Every line with the string "ACTIONS" in it belongs in your answer, so copy them all from the data.

→ Input
=======
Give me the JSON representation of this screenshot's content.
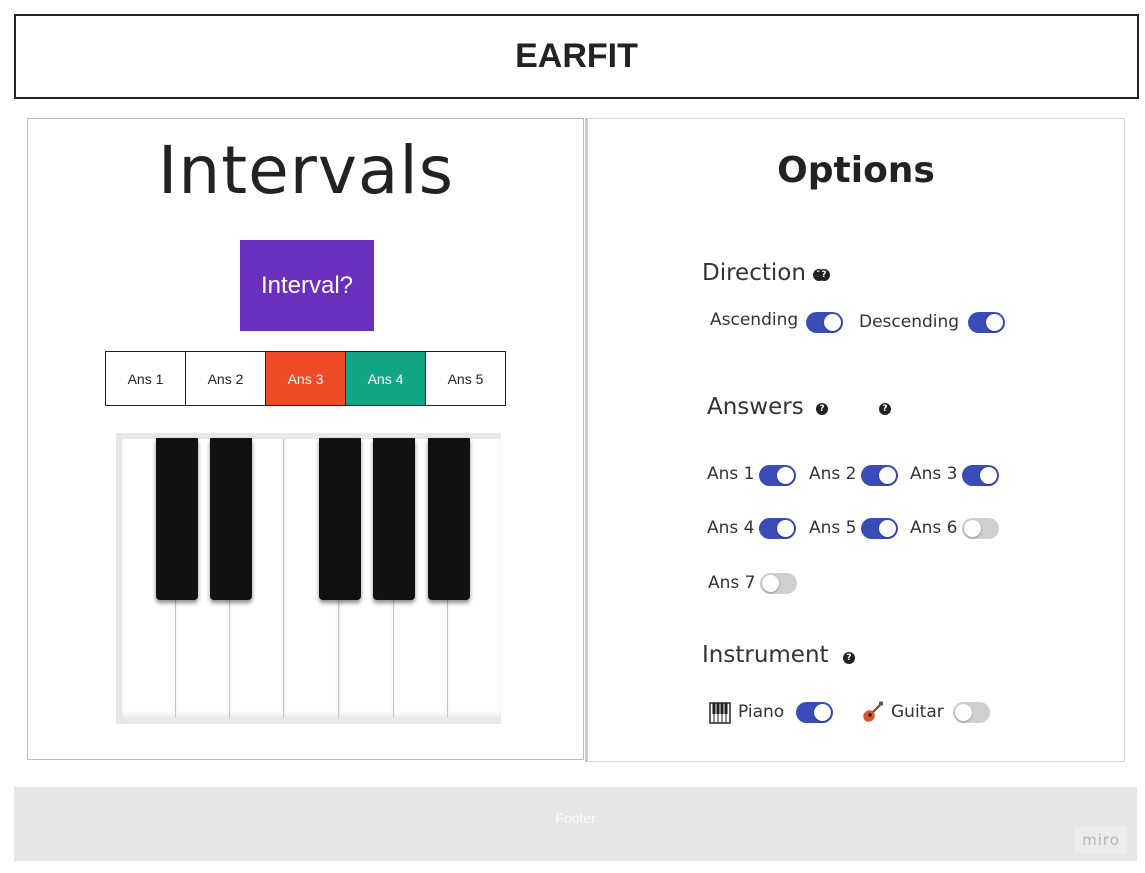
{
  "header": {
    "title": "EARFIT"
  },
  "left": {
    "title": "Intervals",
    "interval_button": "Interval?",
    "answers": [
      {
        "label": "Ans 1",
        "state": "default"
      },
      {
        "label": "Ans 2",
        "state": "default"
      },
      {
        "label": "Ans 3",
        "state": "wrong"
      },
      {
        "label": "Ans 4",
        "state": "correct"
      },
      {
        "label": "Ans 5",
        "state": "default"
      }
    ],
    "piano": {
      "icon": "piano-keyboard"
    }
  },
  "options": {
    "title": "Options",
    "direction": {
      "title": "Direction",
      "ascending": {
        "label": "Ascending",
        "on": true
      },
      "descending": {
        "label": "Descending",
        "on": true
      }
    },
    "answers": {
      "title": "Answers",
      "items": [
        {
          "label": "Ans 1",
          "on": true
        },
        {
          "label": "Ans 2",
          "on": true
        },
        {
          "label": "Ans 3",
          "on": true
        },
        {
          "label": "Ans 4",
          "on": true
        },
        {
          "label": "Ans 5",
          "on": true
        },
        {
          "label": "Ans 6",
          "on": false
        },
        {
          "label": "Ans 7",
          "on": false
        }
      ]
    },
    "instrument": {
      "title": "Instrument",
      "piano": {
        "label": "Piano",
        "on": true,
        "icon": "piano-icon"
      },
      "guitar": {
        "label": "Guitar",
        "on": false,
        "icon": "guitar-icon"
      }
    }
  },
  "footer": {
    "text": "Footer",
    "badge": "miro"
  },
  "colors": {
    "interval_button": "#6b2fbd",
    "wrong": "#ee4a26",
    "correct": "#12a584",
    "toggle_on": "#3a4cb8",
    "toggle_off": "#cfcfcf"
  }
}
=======
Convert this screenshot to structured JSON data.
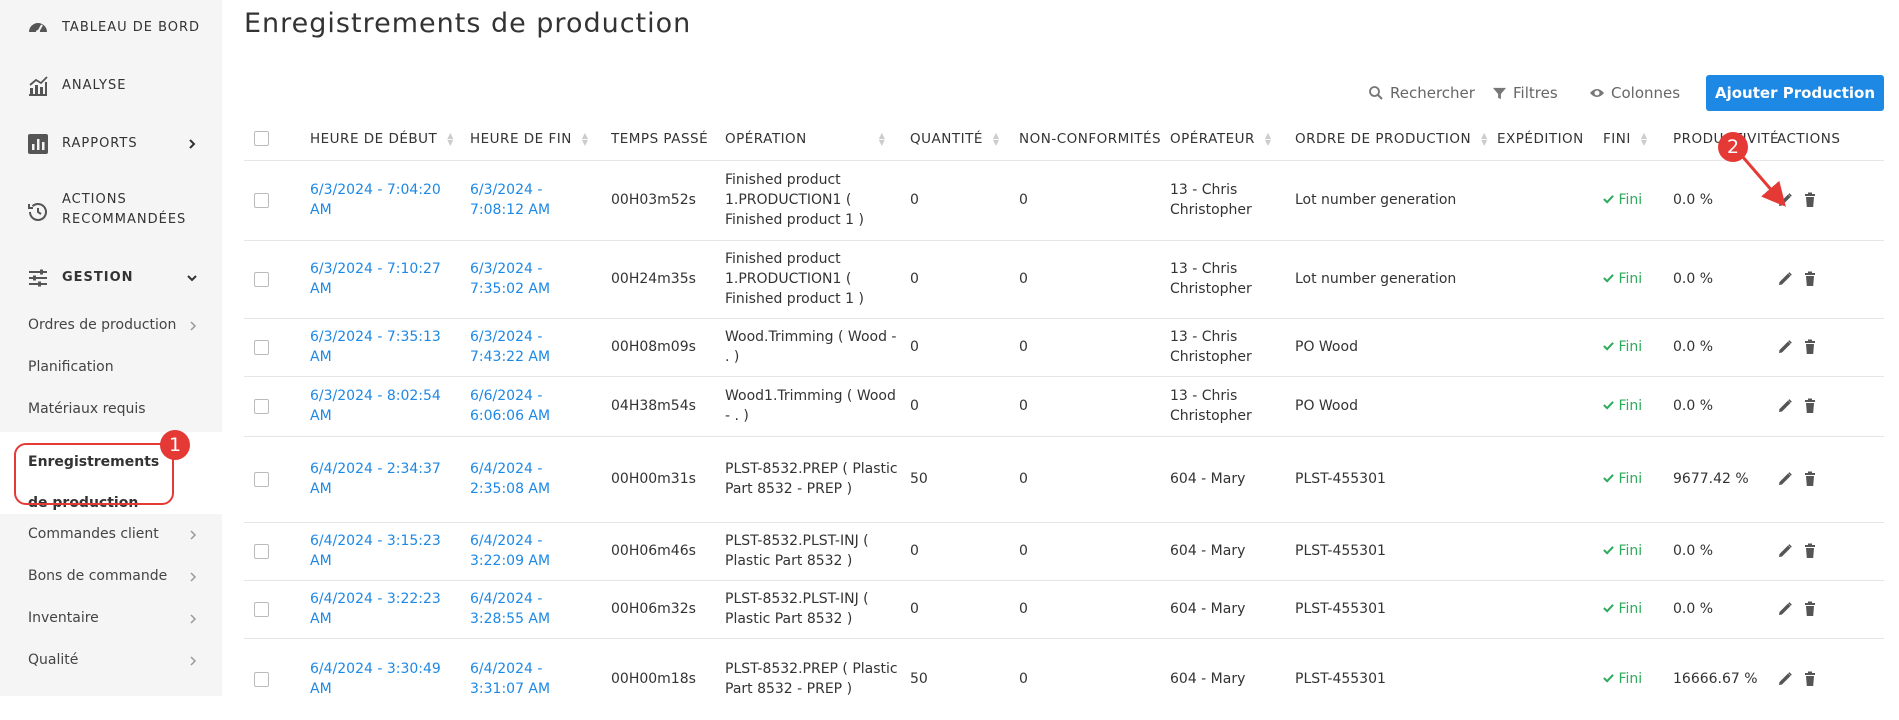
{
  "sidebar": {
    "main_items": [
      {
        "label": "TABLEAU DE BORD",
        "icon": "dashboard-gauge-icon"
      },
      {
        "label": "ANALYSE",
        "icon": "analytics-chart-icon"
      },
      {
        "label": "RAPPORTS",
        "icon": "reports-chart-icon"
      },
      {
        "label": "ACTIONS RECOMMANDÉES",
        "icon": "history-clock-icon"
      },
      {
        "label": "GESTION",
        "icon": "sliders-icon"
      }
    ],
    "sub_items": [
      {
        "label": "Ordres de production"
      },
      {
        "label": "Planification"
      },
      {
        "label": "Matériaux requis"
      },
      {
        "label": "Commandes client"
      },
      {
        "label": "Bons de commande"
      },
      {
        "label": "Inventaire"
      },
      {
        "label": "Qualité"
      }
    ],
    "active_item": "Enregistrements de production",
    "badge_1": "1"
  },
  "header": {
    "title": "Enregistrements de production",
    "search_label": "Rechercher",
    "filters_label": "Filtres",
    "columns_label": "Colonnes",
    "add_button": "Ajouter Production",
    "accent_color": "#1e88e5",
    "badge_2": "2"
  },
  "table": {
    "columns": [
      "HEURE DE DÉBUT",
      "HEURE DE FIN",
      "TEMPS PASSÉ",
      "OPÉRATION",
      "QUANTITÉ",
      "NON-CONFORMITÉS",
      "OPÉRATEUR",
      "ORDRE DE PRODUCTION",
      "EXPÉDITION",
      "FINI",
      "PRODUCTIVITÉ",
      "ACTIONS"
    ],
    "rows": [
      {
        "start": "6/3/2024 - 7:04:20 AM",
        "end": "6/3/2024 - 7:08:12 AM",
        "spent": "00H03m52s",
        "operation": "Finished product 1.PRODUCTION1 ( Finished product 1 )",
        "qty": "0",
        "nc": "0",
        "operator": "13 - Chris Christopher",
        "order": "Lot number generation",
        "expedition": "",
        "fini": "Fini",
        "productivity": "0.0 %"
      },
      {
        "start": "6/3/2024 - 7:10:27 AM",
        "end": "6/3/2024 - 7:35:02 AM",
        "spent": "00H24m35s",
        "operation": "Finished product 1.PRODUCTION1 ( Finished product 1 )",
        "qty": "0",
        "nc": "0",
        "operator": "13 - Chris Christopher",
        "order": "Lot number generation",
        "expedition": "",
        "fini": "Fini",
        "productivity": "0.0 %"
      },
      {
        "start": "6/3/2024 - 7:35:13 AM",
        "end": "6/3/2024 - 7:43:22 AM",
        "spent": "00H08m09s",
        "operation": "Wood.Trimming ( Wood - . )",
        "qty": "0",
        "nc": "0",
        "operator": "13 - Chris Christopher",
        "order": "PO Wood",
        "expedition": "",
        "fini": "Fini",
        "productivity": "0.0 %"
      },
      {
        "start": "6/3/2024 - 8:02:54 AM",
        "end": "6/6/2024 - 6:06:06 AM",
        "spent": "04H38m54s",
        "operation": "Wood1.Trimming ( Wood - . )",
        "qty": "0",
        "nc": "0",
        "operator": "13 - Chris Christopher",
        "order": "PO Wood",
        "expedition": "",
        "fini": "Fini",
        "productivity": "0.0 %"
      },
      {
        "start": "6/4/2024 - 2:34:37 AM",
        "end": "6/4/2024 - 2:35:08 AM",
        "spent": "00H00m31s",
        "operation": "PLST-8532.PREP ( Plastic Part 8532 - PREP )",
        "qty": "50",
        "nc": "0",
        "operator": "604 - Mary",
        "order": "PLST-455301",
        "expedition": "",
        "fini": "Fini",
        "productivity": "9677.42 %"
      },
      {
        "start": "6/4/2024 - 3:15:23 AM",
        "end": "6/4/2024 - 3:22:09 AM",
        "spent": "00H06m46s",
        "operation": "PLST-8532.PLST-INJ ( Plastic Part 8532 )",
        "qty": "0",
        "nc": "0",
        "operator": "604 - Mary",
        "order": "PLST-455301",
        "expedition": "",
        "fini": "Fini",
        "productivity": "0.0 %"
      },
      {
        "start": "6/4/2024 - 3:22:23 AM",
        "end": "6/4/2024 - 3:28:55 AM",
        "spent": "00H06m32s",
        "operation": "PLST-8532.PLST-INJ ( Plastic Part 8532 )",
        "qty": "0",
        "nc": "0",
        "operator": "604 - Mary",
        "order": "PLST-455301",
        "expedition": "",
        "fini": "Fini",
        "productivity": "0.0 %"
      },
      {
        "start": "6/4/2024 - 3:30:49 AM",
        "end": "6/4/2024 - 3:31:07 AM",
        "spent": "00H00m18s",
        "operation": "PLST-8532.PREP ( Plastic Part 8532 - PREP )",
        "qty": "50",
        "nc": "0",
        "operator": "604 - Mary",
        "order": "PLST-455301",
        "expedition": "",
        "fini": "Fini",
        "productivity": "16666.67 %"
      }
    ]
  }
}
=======
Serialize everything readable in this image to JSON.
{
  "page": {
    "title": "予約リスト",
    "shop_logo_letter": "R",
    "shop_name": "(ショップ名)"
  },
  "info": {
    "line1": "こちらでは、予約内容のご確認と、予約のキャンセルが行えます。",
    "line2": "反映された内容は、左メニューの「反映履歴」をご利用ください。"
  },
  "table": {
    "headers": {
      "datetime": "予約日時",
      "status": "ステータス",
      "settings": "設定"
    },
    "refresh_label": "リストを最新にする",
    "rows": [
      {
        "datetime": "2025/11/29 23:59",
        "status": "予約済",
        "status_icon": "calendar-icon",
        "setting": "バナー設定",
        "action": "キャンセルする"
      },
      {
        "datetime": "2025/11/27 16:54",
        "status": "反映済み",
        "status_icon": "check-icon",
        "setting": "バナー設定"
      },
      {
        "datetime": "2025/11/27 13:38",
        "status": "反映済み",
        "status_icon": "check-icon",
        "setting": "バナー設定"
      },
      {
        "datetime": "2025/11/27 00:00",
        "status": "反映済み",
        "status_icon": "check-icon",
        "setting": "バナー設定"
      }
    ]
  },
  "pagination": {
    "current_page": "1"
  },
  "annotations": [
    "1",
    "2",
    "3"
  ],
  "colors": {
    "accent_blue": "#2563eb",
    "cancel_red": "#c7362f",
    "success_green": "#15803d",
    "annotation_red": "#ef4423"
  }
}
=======
→ Solution for this problem
        "label": "ACTIONS RECOMMANDÉES",
      "ACTIONS"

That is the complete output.